Tedesco's involvement extends to active leadership with central Indiana watershed stakeholder groups -- particularly the Eagle Creek Watershed Alliance and the Upper White River Watershed Alliance (UWRWA) -- where she provides a scientific basis for water resources stewardship decisions.

Formed in 1999, partially in response to a substantial fish kill resulting from a pollution incident along White River near Anderson, Ind., the UWRWA is a consortium of local governments, industry leaders, universities, agriculture, and the regional community, working to improve and protect water quality in a watershed that encompasses 2,718 square miles [1,739,520 acres] and 16 counties in central Indiana.

As UWRWA president and a scientist, Tedesco is in a unique position to disseminate results and recommendations based on her research to those whose actions can have a major impact on regional water quality. One example is the 2008 Central Indiana Stormwater Workshop, which was attended by builders, developers, engineers, property managers, utility companies, and others. New efforts are focused on expanding stormwater education programs across the 16 counties comprising the Upper White River Watershed.


Tedesco believes that the City of Indianapolis is on the right track with its Indy GreenPrint initiative -- a citywide vision designed to create a sustainable Indianapolis that contributes to climate protection and promotes energy efficiency and conservation. She is one of 20 individuals from the public and private sector who were appointed to the "Green Commission" by Mayor Bart Peterson in August 2007. The Green Commission will initially focus on creating action plan recommendations for the goals designated as "Community Challenge" in three of the Indy GreenPrint's six areas: Energy and Emissions, Natural Resource Stewardship, and Smart Development.

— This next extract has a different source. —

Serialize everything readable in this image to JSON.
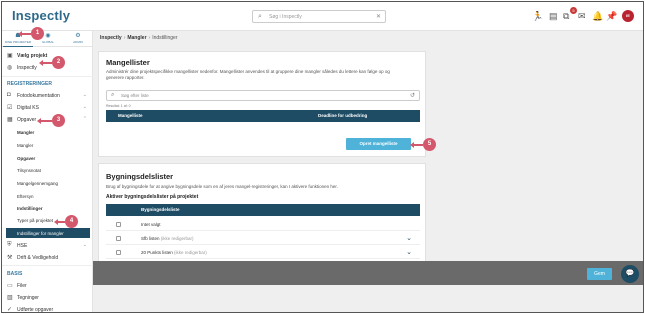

"We've got to get people to understand that what they apply to the landscape will end up in the water, and it needs to be treated to get it out of the water they drink. Where do you think Roundup goes?" asks Tedesco. "Water use and reuse are critical on a grassroots level -- and getting more so every year. In suburban areas, you can see the evidence in the water, of contamination from homeowner lawn care, household chemicals, and even fecal contamination from pet waste. People are just not in tune with the fact that what they do on land is going to end up in our water. The first step is awareness."

In an effort to raise awareness of sustainability practices at IUPUI, Tedesco chaired the Steering Committee for the Campus Sustainability Initiative, an interdisciplinary coalition of sustainability programs on the campus that integrate faculty, staff, and students. In April 2008, IUPUI adopted sustainability principles for the campus that call for the promotion of a common agenda for a green campus.

"The new sustainability principles we've adopted at IUPUI are pretty exciting. The campus is a huge part of the resource cycle -- both usage and waste generation. We're talking with purchasing and big vendors," says Tedesco, who led the initiative's Land, Air, and Water Management Committee.

With the adoption of campus principles, Tedesco says the committees are busy identifying projects and priorities, recruiting new members, and engaging students in making measurable change on campus. CEES is providing staff resources and support for the initiatives.

"We are working with campus leadership to work sustainability into the new campus master plan, and I am personally working to try to find the additional funds necessary to install a green roof on a major campus building," Tedesco says. "The students call me Dr. S."

Lee Ann Sandweiss is a writer at the Indiana University Foundation and a freelance writer in Bloomington.


To learn more about Tedesco's work and CEES initiatives, go to To learn more about the IUPUI Campus Sustainability Initiative, go to